--- LISTED ENTRIES Enclosed Below ---
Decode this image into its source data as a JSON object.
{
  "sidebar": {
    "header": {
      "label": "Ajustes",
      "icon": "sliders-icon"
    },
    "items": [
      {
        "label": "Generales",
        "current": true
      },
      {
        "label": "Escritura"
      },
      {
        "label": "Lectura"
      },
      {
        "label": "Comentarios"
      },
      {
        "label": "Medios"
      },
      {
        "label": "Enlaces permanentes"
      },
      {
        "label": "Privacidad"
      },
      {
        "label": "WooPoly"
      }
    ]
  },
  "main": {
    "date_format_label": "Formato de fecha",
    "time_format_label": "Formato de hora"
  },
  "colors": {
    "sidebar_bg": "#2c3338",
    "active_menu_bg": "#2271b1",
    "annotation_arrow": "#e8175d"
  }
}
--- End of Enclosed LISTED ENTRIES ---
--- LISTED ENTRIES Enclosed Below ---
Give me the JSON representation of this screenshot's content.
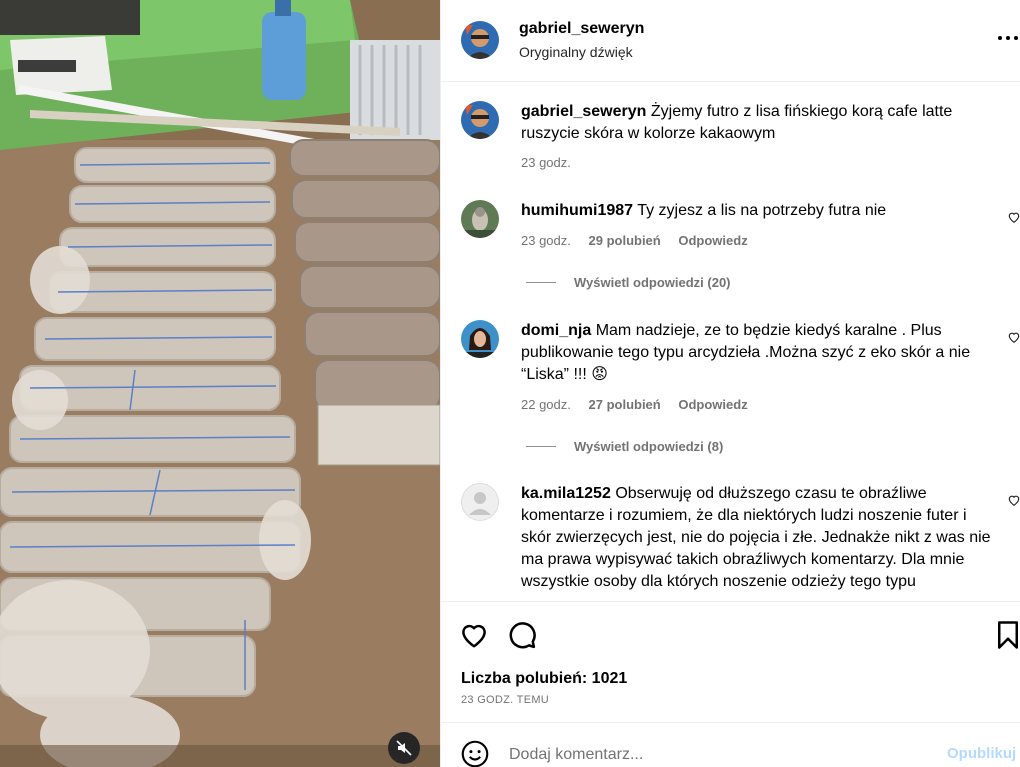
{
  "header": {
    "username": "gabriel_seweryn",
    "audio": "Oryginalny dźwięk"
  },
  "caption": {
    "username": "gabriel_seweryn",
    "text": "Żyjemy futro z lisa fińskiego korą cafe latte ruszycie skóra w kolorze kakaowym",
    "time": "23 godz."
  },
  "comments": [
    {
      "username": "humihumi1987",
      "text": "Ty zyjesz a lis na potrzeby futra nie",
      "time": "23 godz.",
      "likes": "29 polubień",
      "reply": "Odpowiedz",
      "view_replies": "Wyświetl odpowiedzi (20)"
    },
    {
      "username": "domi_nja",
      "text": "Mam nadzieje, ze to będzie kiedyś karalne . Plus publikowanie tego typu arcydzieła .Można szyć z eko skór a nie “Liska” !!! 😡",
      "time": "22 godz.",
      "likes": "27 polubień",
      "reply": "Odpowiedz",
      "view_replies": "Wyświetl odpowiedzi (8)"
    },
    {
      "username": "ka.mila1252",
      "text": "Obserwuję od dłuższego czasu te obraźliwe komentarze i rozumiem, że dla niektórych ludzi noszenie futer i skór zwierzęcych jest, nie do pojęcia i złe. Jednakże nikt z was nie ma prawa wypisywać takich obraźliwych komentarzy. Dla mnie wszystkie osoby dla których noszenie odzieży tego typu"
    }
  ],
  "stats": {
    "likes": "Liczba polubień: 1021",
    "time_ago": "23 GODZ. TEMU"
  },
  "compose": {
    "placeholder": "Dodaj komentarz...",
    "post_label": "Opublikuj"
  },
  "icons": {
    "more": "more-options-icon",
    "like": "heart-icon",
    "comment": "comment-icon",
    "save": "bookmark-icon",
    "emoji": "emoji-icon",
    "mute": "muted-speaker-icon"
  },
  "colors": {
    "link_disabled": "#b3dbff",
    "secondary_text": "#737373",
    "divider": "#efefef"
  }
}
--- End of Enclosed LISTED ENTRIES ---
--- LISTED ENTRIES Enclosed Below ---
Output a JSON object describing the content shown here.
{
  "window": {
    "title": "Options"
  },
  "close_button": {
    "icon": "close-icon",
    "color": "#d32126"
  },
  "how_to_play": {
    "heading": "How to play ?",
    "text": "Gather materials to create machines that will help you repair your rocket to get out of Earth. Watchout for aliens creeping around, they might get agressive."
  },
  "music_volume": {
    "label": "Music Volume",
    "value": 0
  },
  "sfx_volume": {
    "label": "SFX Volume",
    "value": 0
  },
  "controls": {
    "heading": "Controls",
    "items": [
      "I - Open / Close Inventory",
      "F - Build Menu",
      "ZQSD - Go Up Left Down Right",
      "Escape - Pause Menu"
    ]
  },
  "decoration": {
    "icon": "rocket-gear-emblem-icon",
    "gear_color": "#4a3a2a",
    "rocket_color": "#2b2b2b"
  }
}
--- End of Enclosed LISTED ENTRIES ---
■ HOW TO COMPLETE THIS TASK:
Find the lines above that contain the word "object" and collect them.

■ THE COMPLETED TASK:
Decode this image into its source data as a JSON object.
Output a JSON object describing the content shown here.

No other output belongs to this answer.